A majestic film of gentle moments and pregnant silences
Moonlight’s status as an award-season champion – it’s already taken a Golden Globe for Best Motion Picture (Drama) – rising above much starrier, more expensive films, is at odds with its quiet grace. This is a film of gentle moments and pregnant silences that tells a story the vast majority won’t directly relate to, but does so in such a way that everyone can feel its pain.
The second film by writer-director Barry Jenkins (his first, 2008’s Medicine For Melancholy, was well-reviewed but not widely seen) visits three stages in the life of Chiron, a boy growing up in Miami with his drug-addicted mother (Naomie Harris). Sensitive and shy, Chiron is teased for being gay, which he is. At nine, he’s barely aware of what this means; as a teenager he’s fighting furiously against it, while also nervously exploring it; as an adult he’s buried his true self so deep he’s almost suffocated it completely. Almost.
The authenticity with which Jenkins tells Chiron’s story makes it surprising that this isn’t autobiographical (it’s actually based on a play, In Moonlight Black Boys Look Blue by Tarell Alvin McCraney). The emotions of Chiron’s journey are huge, but Jenkins plays them all softly.
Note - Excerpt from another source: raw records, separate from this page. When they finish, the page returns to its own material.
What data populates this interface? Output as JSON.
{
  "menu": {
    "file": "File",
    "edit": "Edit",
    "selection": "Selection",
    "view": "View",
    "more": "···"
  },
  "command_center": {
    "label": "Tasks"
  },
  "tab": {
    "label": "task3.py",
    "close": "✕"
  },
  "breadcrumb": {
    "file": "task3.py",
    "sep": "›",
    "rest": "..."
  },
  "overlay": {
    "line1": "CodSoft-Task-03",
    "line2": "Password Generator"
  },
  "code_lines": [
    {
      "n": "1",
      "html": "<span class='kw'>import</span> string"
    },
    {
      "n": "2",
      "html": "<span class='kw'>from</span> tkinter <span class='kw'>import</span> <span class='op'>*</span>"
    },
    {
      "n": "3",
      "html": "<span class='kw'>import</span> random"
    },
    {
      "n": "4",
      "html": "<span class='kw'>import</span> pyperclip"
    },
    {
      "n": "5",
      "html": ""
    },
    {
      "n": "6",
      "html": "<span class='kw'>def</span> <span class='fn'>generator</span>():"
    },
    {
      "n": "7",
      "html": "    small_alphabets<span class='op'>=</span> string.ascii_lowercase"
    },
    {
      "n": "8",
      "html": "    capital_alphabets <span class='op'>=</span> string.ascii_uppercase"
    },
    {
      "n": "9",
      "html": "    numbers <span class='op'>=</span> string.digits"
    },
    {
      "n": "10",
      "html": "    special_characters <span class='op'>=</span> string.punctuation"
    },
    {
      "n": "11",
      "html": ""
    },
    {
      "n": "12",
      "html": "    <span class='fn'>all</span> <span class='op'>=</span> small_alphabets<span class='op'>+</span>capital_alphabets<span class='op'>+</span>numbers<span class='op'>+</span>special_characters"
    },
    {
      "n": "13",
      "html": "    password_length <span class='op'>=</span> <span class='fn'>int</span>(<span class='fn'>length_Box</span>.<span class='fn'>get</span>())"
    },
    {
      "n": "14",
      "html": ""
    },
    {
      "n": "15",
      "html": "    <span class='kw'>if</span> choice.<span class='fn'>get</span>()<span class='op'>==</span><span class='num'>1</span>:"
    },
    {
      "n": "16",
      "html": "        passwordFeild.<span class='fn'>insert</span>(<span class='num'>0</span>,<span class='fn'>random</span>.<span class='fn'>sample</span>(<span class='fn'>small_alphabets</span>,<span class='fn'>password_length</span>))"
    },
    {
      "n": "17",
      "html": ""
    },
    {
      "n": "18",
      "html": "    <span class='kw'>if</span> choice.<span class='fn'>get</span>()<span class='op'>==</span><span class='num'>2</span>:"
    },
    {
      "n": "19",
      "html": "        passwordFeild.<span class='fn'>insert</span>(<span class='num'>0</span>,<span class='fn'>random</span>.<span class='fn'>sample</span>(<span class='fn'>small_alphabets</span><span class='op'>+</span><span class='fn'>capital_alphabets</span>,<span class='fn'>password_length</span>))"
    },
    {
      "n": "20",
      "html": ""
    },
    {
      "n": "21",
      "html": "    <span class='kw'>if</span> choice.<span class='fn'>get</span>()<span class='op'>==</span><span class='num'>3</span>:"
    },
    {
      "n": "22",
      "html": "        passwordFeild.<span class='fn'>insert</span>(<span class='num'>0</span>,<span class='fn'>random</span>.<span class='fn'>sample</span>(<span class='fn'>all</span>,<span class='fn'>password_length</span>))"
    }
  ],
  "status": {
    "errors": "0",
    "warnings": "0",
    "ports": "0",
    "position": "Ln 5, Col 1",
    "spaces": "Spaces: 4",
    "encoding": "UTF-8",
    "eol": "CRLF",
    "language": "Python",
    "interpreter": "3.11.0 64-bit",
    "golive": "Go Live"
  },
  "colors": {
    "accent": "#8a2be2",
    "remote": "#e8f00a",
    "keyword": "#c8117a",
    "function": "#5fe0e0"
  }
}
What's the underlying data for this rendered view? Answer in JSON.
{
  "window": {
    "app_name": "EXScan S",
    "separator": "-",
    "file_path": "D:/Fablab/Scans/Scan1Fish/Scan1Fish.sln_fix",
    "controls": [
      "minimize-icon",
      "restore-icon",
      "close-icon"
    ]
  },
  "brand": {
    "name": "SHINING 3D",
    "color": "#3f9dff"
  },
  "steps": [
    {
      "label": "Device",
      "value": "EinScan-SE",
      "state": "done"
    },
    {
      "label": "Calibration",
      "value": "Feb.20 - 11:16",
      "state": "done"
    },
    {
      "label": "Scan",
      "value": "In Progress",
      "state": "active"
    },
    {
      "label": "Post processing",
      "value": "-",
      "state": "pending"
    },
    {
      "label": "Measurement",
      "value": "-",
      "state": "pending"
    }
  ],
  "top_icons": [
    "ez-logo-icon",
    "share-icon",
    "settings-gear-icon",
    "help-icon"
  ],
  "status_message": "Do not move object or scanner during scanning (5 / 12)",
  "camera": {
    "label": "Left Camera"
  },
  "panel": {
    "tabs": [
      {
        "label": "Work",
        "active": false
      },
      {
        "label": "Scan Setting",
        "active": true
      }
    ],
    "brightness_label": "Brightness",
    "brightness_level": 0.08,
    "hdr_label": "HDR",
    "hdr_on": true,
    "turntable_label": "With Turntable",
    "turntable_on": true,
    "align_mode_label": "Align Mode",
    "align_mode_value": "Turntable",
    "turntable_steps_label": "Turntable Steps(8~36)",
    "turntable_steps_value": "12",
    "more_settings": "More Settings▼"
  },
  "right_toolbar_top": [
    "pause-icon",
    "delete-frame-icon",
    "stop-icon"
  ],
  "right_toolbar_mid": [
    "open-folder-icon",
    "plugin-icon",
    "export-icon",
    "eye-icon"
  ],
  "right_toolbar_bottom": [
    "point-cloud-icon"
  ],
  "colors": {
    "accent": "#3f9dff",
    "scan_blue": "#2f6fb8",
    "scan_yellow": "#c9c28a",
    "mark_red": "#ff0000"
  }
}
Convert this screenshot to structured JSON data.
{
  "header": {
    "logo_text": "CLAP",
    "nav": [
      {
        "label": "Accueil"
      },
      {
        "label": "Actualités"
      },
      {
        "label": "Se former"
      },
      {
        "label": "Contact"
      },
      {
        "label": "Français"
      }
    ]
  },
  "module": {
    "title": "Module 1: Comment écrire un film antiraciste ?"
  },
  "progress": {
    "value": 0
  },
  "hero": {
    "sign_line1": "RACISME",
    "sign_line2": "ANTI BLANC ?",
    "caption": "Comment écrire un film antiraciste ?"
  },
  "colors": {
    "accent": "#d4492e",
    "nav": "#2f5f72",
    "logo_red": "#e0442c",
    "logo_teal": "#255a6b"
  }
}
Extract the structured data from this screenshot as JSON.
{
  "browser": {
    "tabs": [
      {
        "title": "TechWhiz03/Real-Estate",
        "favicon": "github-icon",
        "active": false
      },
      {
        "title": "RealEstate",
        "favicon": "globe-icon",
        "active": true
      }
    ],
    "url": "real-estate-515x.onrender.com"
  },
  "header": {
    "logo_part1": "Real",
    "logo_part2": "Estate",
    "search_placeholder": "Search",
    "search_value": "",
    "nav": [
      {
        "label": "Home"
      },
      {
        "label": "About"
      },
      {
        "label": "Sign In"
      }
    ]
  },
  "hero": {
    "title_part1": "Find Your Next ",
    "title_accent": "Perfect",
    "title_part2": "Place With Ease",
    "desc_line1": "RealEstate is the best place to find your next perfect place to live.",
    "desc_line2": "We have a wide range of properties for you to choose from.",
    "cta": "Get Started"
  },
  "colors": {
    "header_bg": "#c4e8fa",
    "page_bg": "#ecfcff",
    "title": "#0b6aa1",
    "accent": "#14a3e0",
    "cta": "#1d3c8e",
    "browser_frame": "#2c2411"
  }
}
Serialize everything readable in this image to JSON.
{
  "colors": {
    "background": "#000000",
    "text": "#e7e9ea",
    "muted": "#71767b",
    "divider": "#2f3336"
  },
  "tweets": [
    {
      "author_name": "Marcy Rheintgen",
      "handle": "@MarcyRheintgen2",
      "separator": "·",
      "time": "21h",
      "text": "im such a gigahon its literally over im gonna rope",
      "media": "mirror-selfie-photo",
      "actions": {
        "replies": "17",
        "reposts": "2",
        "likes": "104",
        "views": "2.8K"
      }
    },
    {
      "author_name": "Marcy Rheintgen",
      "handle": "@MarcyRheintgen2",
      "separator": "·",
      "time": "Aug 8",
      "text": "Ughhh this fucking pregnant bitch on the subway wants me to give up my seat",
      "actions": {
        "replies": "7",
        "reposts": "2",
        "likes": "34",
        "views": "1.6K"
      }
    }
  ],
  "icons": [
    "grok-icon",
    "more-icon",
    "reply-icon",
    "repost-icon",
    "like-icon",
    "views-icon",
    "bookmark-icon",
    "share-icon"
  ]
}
Chiron, at all ages, rarely speaks, more often telling his story through wordless moments, as he watches those around him – a sympathetic drug dealer (Mahershala Ali) who befriends him as a boy; a childhood friend who reappears at every stage of Chiron’s life – and tries to understand how they live in confidence and relative happiness, which he cannot find.
He’s ever watchful of the world but too afraid to take part in it, only allowing himself fleeting moments of freedom and trust in others before curling back into his shell. When he does speak, Jenkins’ script makes every word count. The heartbreaking question, “What’s a f*****t?” uttered by a nine-year-old speaks volumes about how the world sees him and what he doesn’t see of himself.
The three actors playing Chiron – Alex R Hibbert, Ashton Sanders, Trevante Rhodes – serve Jenkins majestically. It’s far too early in the year to call Moonlight the best of 2017, but it would be among the finest of any year.